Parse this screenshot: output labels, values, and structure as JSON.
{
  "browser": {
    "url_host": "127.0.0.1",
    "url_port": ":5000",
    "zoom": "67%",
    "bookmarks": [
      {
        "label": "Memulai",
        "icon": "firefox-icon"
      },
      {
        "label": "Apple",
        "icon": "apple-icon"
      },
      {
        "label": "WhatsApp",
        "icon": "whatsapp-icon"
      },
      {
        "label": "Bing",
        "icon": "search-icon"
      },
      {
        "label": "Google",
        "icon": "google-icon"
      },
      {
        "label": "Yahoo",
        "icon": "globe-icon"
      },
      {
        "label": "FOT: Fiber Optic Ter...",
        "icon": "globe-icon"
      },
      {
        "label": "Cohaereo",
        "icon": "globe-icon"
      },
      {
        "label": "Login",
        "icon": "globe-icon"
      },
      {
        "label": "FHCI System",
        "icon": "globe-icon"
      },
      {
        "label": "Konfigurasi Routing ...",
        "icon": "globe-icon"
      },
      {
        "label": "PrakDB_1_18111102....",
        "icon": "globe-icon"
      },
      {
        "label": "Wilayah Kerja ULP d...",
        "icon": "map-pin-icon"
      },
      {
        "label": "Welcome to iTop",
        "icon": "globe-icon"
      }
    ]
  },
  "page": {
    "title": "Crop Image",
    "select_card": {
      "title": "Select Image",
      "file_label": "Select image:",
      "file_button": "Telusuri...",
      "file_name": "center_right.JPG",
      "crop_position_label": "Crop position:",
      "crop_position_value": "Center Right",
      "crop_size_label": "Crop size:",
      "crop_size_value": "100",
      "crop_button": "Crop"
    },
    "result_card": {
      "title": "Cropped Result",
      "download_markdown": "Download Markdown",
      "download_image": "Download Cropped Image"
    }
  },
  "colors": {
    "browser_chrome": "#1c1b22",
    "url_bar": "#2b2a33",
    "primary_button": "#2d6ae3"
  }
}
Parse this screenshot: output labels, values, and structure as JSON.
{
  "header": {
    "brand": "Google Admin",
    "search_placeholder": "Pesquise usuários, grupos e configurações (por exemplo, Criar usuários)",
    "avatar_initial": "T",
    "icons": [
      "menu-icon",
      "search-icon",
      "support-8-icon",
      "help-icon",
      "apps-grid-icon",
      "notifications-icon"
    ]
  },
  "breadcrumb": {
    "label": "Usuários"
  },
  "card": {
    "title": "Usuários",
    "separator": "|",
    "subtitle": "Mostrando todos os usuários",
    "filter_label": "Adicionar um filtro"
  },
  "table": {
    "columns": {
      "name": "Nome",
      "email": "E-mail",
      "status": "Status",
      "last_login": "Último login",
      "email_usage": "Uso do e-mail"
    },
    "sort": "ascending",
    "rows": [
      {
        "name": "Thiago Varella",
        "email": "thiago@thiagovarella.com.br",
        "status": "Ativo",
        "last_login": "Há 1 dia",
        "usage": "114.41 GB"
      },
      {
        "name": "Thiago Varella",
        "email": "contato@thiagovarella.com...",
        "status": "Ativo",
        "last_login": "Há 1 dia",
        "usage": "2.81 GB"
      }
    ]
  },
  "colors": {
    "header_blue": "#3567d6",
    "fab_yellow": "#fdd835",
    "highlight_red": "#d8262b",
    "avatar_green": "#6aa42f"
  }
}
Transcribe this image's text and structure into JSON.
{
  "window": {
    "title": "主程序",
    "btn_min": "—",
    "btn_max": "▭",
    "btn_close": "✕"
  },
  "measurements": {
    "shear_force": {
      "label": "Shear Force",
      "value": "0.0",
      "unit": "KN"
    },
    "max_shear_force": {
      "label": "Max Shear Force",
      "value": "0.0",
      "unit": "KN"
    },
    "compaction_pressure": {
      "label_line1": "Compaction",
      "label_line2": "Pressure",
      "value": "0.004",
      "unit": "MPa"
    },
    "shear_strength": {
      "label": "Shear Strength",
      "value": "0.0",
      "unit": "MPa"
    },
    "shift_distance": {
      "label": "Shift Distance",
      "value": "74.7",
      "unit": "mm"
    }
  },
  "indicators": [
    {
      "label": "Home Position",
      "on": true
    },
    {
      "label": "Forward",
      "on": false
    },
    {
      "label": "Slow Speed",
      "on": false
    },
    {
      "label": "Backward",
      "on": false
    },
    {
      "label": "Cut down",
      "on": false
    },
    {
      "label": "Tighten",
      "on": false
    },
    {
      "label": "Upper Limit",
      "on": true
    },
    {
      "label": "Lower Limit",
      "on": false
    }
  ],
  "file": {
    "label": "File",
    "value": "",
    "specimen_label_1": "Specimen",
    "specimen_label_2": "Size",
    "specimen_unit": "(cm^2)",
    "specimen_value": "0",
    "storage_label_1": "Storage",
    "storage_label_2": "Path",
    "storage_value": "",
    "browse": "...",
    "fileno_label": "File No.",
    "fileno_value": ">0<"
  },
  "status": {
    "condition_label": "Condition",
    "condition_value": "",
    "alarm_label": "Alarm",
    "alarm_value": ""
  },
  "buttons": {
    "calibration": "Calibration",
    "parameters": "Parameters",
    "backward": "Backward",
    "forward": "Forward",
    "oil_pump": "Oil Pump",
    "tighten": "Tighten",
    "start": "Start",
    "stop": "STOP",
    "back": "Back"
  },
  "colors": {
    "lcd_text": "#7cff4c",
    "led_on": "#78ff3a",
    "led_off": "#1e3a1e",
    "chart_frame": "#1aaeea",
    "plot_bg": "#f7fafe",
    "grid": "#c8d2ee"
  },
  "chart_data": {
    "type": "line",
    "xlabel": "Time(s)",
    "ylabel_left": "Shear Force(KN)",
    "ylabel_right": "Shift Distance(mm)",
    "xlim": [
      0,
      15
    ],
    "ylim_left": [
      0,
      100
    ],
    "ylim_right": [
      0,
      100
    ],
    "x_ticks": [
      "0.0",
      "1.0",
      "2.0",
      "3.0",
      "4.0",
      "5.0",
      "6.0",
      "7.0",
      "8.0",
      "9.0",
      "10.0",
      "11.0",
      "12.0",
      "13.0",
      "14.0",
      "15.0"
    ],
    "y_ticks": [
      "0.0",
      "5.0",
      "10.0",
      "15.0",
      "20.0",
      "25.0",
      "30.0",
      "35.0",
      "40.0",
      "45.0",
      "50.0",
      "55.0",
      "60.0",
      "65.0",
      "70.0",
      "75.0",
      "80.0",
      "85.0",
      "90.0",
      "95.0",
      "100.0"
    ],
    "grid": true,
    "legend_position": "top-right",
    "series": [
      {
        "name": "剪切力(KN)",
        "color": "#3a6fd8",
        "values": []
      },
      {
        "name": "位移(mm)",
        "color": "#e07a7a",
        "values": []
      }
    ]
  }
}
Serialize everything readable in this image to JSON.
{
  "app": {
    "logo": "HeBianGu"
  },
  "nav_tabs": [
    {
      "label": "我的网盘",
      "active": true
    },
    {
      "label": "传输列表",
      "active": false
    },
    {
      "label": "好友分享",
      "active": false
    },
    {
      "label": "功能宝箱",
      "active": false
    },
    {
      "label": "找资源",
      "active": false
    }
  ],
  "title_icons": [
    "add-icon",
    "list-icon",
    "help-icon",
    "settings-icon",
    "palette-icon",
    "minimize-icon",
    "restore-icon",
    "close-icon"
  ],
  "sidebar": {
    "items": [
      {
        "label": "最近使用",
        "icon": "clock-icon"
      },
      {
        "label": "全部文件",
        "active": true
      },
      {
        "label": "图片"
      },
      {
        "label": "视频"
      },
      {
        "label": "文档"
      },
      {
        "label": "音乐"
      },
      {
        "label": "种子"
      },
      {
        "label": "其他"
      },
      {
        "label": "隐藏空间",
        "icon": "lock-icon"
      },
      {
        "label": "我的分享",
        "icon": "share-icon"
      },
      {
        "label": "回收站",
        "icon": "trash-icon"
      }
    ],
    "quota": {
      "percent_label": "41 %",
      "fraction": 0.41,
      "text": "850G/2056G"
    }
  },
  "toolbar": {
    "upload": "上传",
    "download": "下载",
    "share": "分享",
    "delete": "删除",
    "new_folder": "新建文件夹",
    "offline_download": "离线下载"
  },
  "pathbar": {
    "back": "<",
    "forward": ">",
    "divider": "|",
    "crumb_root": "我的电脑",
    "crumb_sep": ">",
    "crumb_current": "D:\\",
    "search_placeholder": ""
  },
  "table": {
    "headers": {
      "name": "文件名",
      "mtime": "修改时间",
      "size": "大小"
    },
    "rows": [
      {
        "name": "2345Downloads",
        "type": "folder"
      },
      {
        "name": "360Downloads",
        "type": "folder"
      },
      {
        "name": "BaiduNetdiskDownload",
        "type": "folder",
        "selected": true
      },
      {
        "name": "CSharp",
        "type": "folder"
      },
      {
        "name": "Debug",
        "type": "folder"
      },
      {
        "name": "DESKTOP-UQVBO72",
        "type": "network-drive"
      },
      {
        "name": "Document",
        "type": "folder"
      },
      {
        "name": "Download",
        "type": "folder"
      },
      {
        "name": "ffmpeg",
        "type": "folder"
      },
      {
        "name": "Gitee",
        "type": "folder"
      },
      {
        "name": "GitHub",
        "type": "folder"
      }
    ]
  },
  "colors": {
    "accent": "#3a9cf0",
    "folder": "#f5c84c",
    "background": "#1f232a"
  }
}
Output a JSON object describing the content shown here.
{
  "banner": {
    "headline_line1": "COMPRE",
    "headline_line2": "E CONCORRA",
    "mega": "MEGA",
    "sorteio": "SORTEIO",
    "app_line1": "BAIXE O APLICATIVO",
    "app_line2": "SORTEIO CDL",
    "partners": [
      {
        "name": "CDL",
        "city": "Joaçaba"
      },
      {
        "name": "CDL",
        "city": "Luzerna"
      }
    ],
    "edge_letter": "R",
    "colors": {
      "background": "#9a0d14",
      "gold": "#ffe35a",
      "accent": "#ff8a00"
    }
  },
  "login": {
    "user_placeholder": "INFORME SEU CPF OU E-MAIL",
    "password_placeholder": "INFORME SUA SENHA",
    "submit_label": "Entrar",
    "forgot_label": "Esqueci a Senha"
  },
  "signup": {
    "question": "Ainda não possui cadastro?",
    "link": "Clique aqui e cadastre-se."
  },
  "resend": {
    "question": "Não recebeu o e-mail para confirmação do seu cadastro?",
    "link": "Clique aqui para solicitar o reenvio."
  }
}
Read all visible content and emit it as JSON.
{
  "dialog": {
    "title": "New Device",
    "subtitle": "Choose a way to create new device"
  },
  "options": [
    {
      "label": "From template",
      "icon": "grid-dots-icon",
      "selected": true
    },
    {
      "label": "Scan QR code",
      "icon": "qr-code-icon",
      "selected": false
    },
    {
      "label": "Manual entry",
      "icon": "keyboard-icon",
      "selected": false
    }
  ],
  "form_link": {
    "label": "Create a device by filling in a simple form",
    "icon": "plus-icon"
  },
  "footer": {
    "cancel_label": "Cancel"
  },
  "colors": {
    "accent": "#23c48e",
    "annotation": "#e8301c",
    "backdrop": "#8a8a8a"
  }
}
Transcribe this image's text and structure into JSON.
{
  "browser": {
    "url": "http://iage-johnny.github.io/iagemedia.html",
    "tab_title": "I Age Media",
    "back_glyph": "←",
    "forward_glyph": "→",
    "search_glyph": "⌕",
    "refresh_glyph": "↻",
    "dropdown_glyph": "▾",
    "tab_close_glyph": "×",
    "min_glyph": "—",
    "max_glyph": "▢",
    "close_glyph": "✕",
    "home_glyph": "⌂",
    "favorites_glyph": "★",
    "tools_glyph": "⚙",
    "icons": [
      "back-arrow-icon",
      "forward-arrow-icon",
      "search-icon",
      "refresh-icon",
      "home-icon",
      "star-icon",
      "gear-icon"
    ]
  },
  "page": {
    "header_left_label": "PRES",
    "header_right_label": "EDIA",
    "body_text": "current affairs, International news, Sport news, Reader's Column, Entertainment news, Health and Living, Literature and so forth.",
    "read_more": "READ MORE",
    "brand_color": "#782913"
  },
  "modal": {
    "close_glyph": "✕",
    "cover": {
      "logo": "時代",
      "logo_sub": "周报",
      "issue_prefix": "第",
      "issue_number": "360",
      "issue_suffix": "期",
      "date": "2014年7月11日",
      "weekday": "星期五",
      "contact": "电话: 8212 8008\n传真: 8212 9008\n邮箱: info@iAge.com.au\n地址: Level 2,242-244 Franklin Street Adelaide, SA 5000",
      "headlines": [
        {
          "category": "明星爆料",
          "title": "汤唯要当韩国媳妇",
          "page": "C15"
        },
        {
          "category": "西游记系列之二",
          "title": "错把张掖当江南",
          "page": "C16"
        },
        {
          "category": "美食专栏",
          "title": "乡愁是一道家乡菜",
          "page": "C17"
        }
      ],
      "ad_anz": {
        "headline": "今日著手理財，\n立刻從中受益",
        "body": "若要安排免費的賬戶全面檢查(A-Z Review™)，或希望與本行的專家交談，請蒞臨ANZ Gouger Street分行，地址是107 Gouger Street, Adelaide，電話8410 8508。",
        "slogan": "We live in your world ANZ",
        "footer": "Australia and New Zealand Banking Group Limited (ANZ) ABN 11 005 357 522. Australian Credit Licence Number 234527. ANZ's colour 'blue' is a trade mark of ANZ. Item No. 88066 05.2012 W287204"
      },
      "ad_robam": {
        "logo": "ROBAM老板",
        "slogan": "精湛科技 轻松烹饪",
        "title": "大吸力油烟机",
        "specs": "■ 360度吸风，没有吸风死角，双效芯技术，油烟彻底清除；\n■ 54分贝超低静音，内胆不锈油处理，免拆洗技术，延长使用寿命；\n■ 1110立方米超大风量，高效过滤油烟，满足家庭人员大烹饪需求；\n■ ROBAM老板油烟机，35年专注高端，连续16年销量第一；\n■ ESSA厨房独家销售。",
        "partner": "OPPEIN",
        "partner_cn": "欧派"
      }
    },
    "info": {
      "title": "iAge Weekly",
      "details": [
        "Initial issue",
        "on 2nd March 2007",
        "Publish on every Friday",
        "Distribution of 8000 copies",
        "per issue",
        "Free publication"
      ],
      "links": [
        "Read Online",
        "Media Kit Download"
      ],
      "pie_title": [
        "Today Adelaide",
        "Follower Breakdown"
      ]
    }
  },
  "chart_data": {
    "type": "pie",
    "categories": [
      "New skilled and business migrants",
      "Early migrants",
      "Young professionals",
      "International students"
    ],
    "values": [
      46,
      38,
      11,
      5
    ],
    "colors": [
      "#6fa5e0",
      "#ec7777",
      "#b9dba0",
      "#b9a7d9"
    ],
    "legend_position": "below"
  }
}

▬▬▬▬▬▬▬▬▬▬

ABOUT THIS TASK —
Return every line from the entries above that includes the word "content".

ANSWER BOX —
Output a JSON object describing the content shown here.
Read all visible content and emit it as JSON.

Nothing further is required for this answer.